He’s all broken up about it, apparently. And by “it,” I of course mean getting caught.

Democrats are piling on him today, both inside Congress and among the liberal commentariat, not wanting to lose the advantage they momentarily enjoy over Roy Moore and, potentially, Trump. Franken seems to be well-liked by his colleagues but he’s expendable; if he steps down, another Democrat will replace him. If Moore flames out in Alabama, that’s a pick-up and suddenly the odds of a Democratic Senate takeover next fall are very real. They’ll sacrifice Franken in the name of helping Doug Jones. The latest cut comes from his Minnesota colleague, Amy Klobuchar, who repeats today’s Democratic refrain that the Ethics Committee needs to investigate Franken:

“This should not have happened to Leeann Tweeden. I strongly condemn this behavior and the Senate Ethics Committee must open and conduct a thorough investigation. This is another example of why we need to change work environments and reporting practices across the nation, including in Congress.”

Everyone wants the Ethics Committee to crack down. Fun fact: The committee hasn’t disciplined a senator in nine years despite having received 63 complaints of unethical behavior last year alone. What is there for the Ethics Committee to investigate in Franken’s case, exactly? The photo is what it is. Tweeden’s allegation of aggressive kissing and groping is straightforward he said/she said. Unless the idea is to open a file on Franken in the expectation that other accusers will come forward, there’s really nothing to “investigate.” And even if other accusers do come forward, there’s a jurisdictional question at stake that’s relevant to both Franken and, potentially, Roy Moore. Namely, should the Ethics Committee be in the habit of investigating behavior that happened before the senator became a senator? Why not let voters deal with that?
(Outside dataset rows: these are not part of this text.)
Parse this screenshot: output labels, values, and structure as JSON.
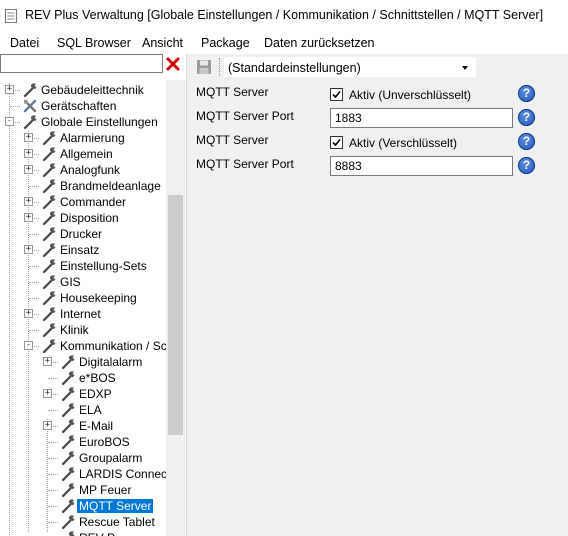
{
  "window": {
    "title": "REV Plus Verwaltung [Globale Einstellungen / Kommunikation / Schnittstellen / MQTT Server]"
  },
  "menu": [
    "Datei",
    "SQL Browser",
    "Ansicht",
    "Package",
    "Daten zurücksetzen"
  ],
  "search": {
    "value": "",
    "clear_icon": "red-x-icon"
  },
  "tree": [
    {
      "label": "Gebäudeleittechnik",
      "depth": 0,
      "expander": "+",
      "icon": "wrench-icon"
    },
    {
      "label": "Gerätschaften",
      "depth": 0,
      "expander": "",
      "icon": "tools-icon"
    },
    {
      "label": "Globale Einstellungen",
      "depth": 0,
      "expander": "-",
      "icon": "wrench-icon"
    },
    {
      "label": "Alarmierung",
      "depth": 1,
      "expander": "+",
      "icon": "wrench-icon"
    },
    {
      "label": "Allgemein",
      "depth": 1,
      "expander": "+",
      "icon": "wrench-icon"
    },
    {
      "label": "Analogfunk",
      "depth": 1,
      "expander": "+",
      "icon": "wrench-icon"
    },
    {
      "label": "Brandmeldeanlage",
      "depth": 1,
      "expander": "",
      "icon": "wrench-icon"
    },
    {
      "label": "Commander",
      "depth": 1,
      "expander": "+",
      "icon": "wrench-icon"
    },
    {
      "label": "Disposition",
      "depth": 1,
      "expander": "+",
      "icon": "wrench-icon"
    },
    {
      "label": "Drucker",
      "depth": 1,
      "expander": "",
      "icon": "wrench-icon"
    },
    {
      "label": "Einsatz",
      "depth": 1,
      "expander": "+",
      "icon": "wrench-icon"
    },
    {
      "label": "Einstellung-Sets",
      "depth": 1,
      "expander": "",
      "icon": "wrench-icon"
    },
    {
      "label": "GIS",
      "depth": 1,
      "expander": "",
      "icon": "wrench-icon"
    },
    {
      "label": "Housekeeping",
      "depth": 1,
      "expander": "",
      "icon": "wrench-icon"
    },
    {
      "label": "Internet",
      "depth": 1,
      "expander": "+",
      "icon": "wrench-icon"
    },
    {
      "label": "Klinik",
      "depth": 1,
      "expander": "",
      "icon": "wrench-icon"
    },
    {
      "label": "Kommunikation / Schnittstellen",
      "depth": 1,
      "expander": "-",
      "icon": "wrench-icon"
    },
    {
      "label": "Digitalalarm",
      "depth": 2,
      "expander": "+",
      "icon": "wrench-icon"
    },
    {
      "label": "e*BOS",
      "depth": 2,
      "expander": "",
      "icon": "wrench-icon"
    },
    {
      "label": "EDXP",
      "depth": 2,
      "expander": "+",
      "icon": "wrench-icon"
    },
    {
      "label": "ELA",
      "depth": 2,
      "expander": "",
      "icon": "wrench-icon"
    },
    {
      "label": "E-Mail",
      "depth": 2,
      "expander": "+",
      "icon": "wrench-icon"
    },
    {
      "label": "EuroBOS",
      "depth": 2,
      "expander": "",
      "icon": "wrench-icon"
    },
    {
      "label": "Groupalarm",
      "depth": 2,
      "expander": "",
      "icon": "wrench-icon"
    },
    {
      "label": "LARDIS Connect",
      "depth": 2,
      "expander": "",
      "icon": "wrench-icon"
    },
    {
      "label": "MP Feuer",
      "depth": 2,
      "expander": "",
      "icon": "wrench-icon"
    },
    {
      "label": "MQTT Server",
      "depth": 2,
      "expander": "",
      "icon": "wrench-icon",
      "selected": true
    },
    {
      "label": "Rescue Tablet",
      "depth": 2,
      "expander": "",
      "icon": "wrench-icon"
    },
    {
      "label": "REV P",
      "depth": 2,
      "expander": "",
      "icon": "wrench-icon"
    }
  ],
  "toolbar": {
    "save_icon": "floppy-disk-icon",
    "profile": "(Standardeinstellungen)"
  },
  "settings": [
    {
      "label": "MQTT Server",
      "type": "checkbox",
      "checked": true,
      "text": "Aktiv (Unverschlüsselt)"
    },
    {
      "label": "MQTT Server Port",
      "type": "text",
      "value": "1883"
    },
    {
      "label": "MQTT Server",
      "type": "checkbox",
      "checked": true,
      "text": "Aktiv (Verschlüsselt)"
    },
    {
      "label": "MQTT Server Port",
      "type": "text",
      "value": "8883"
    }
  ],
  "help_icon": "help-question-icon",
  "colors": {
    "selection": "#0078d7",
    "help_blue": "#1d53b8",
    "clear_red": "#d40000"
  }
}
Whatever happens to Franken, between the left’s reawakening to the allegations against Bill Clinton and the certainty that more big-name Democrats will be accused of sexual misconduct before 2020, it’s a cinch that a woman will be on the party’s next presidential ticket. Ironclad guarantee.